I remember when I first started using the command line, it felt like smoke and mirrors as I didn’t know where I was or what to do. It all seemed very confusing at the beginning but once I got the grip of it I couldn’t go back.
Here is a quick guide on simple terminal commands that can be handy when using a unix server or the terminal on your local machine.
Please note that this is just a quick guide!
Basic file handling on the terminal
- Returns a list of the files and folders on the current folder.
- Moves a file or renames it if the same folder is specified.
If you want to rename a file from the terminal called
foo.phpyou can rename it by moving it to the same folder using a different name
mv foo.php bar.php
This will rename the file
If you want to move a file to a different folder using the terminal you can just specify the folder on the second argument.
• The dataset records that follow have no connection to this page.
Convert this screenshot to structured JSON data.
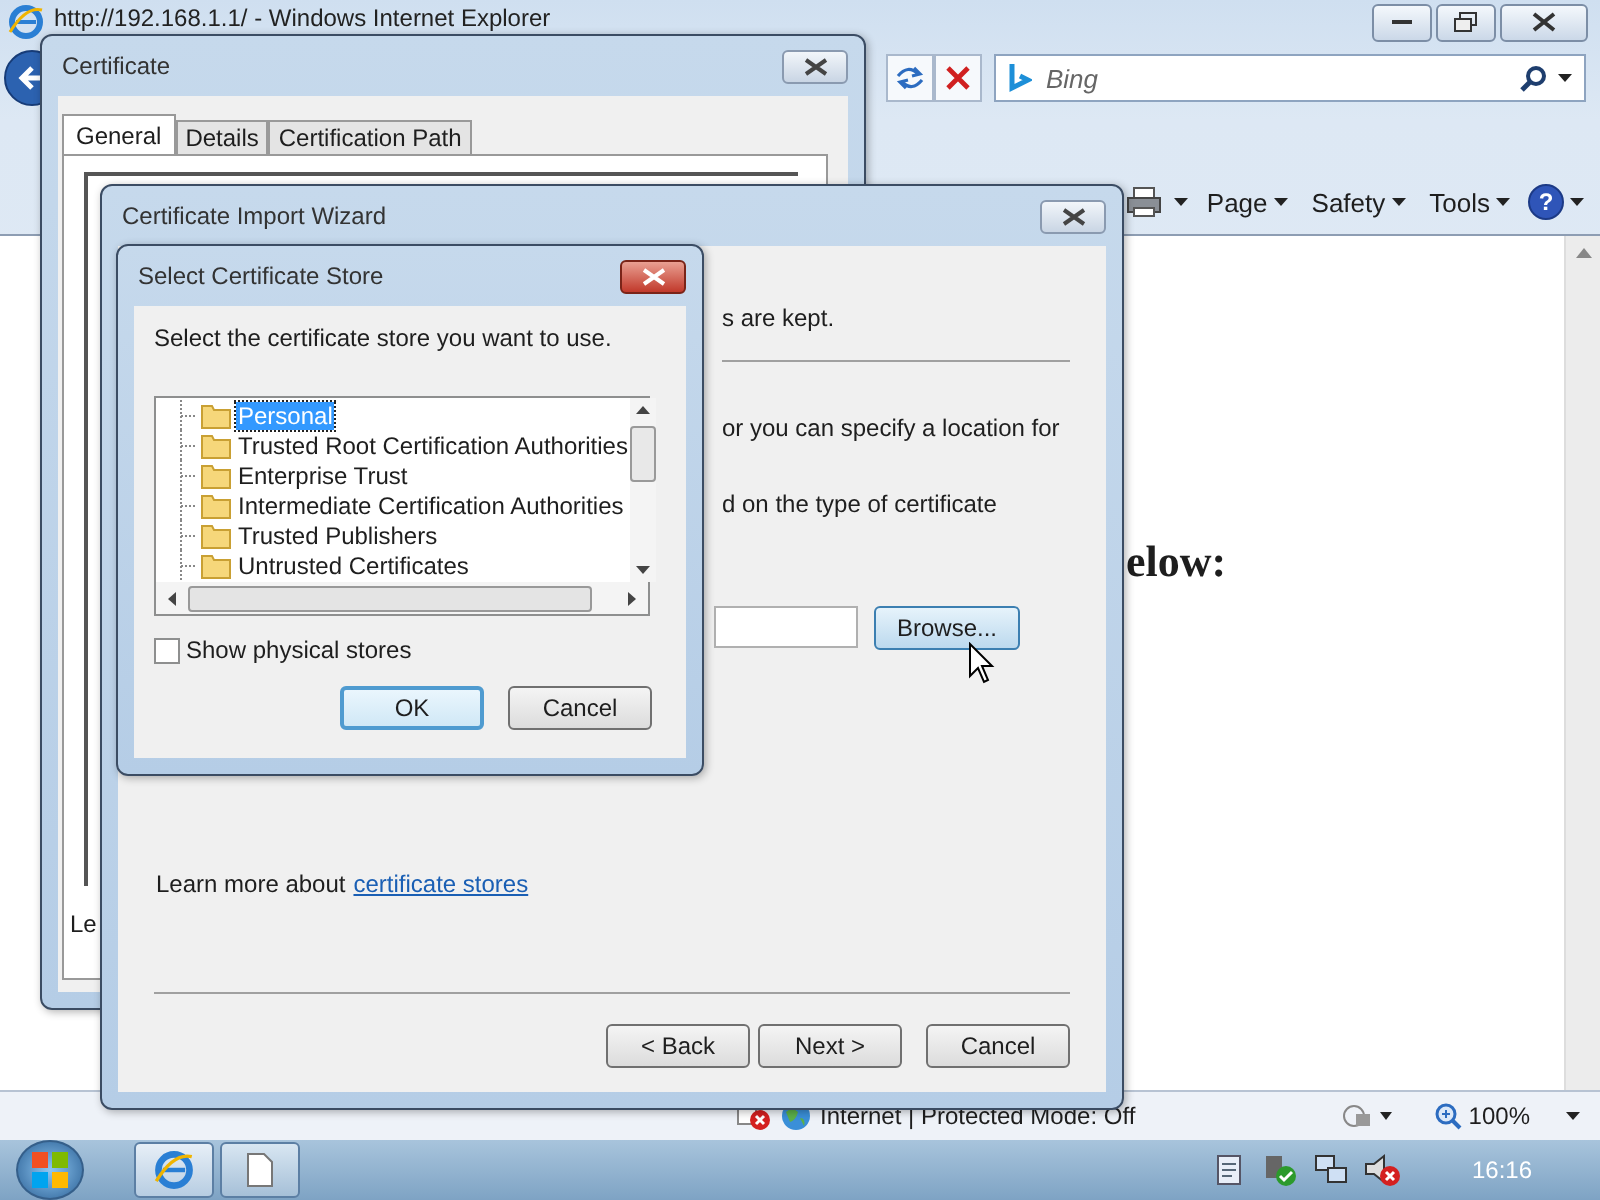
{
  "browser": {
    "title": "http://192.168.1.1/ - Windows Internet Explorer",
    "search": {
      "placeholder": "Bing"
    },
    "command_bar": [
      {
        "label": "Page"
      },
      {
        "label": "Safety"
      },
      {
        "label": "Tools"
      }
    ],
    "help_label": "?",
    "page_heading": "elow:",
    "status_bar": {
      "zone": "Internet | Protected Mode: Off",
      "zoom": "100%"
    }
  },
  "certificate_dialog": {
    "title": "Certificate",
    "tabs": [
      {
        "label": "General",
        "selected": true
      },
      {
        "label": "Details",
        "selected": false
      },
      {
        "label": "Certification Path",
        "selected": false
      }
    ],
    "body_text": "Le"
  },
  "import_wizard": {
    "title": "Certificate Import Wizard",
    "text_lines": [
      "s are kept.",
      "or you can specify a location for",
      "d on the type of certificate"
    ],
    "browse_button": "Browse...",
    "learn_more": {
      "text": "Learn more about",
      "link": "certificate stores"
    },
    "buttons": [
      "< Back",
      "Next >",
      "Cancel"
    ]
  },
  "store_dialog": {
    "title": "Select Certificate Store",
    "prompt": "Select the certificate store you want to use.",
    "stores": [
      {
        "label": "Personal",
        "selected": true
      },
      {
        "label": "Trusted Root Certification Authorities",
        "selected": false
      },
      {
        "label": "Enterprise Trust",
        "selected": false
      },
      {
        "label": "Intermediate Certification Authorities",
        "selected": false
      },
      {
        "label": "Trusted Publishers",
        "selected": false
      },
      {
        "label": "Untrusted Certificates",
        "selected": false
      }
    ],
    "show_physical_stores": {
      "label": "Show physical stores",
      "checked": false
    },
    "buttons": [
      "OK",
      "Cancel"
    ]
  },
  "taskbar": {
    "clock": "16:16"
  }
}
mv foo.php lib/foo.php
This will move the file
foo.phpto the lib folder.
- Copies a file from the terminal.
cp foo.php bar.php
If you would list (
ls) your files on the current folder you will find both
bar.phpwill be an exact copy of
- Deletes a file.
This will permanently delete a file. You can add -rf if you don’t want to get asked if you are sure.
IMPORTANT: Be careful when using this as any changes cannot be undone.
- Changes the read, write and execute permissions of a file or folder. You can find these on your FTP client under the file permissions information and it might look something like this:
chmod 664 foo.php
This will make the file writable only by it’s owner and read only for everyone else.
I could extend a lot more on the
chmodcommand but I will leave it for another time.
Basic Folder and Directory Terminal Commands
- Makes a new directory (folder).
This will create a new folder called foo on the current directory.
- Tells you the where you are at this specific point.
- On the previous example you can see the
cdcommand. This command means change directory, it is the way to navigate folders.
If you want to go to the home folder from the terminal you can just type:
You can also specify the full path of the folder where you want to go.
This will take you to the folder
viewsinside the folder
appand so on and so forth.
If you want to Go up a folder you can type:
This means change directory to the parent folder.
- This command opens the file specified with the default application in charge of opening the current file type.
At this point Sublime Text is my default text editor for
Typing this into the terminal will fire up Sublime Text and open
This also works with folders.
This will open the home directory.
NOTE: This only works on a local machine. There is not a current way of opening remote files this way.
This was a very short guide on some of the most basic unix commands that can be used on the terminal on a local machine or via ssh on a remote one.
Now days I cannot think of working without the terminal. It made my life so much easier as my workflow streamlined.
It really is easier that it looks. Why don’t you give it a go?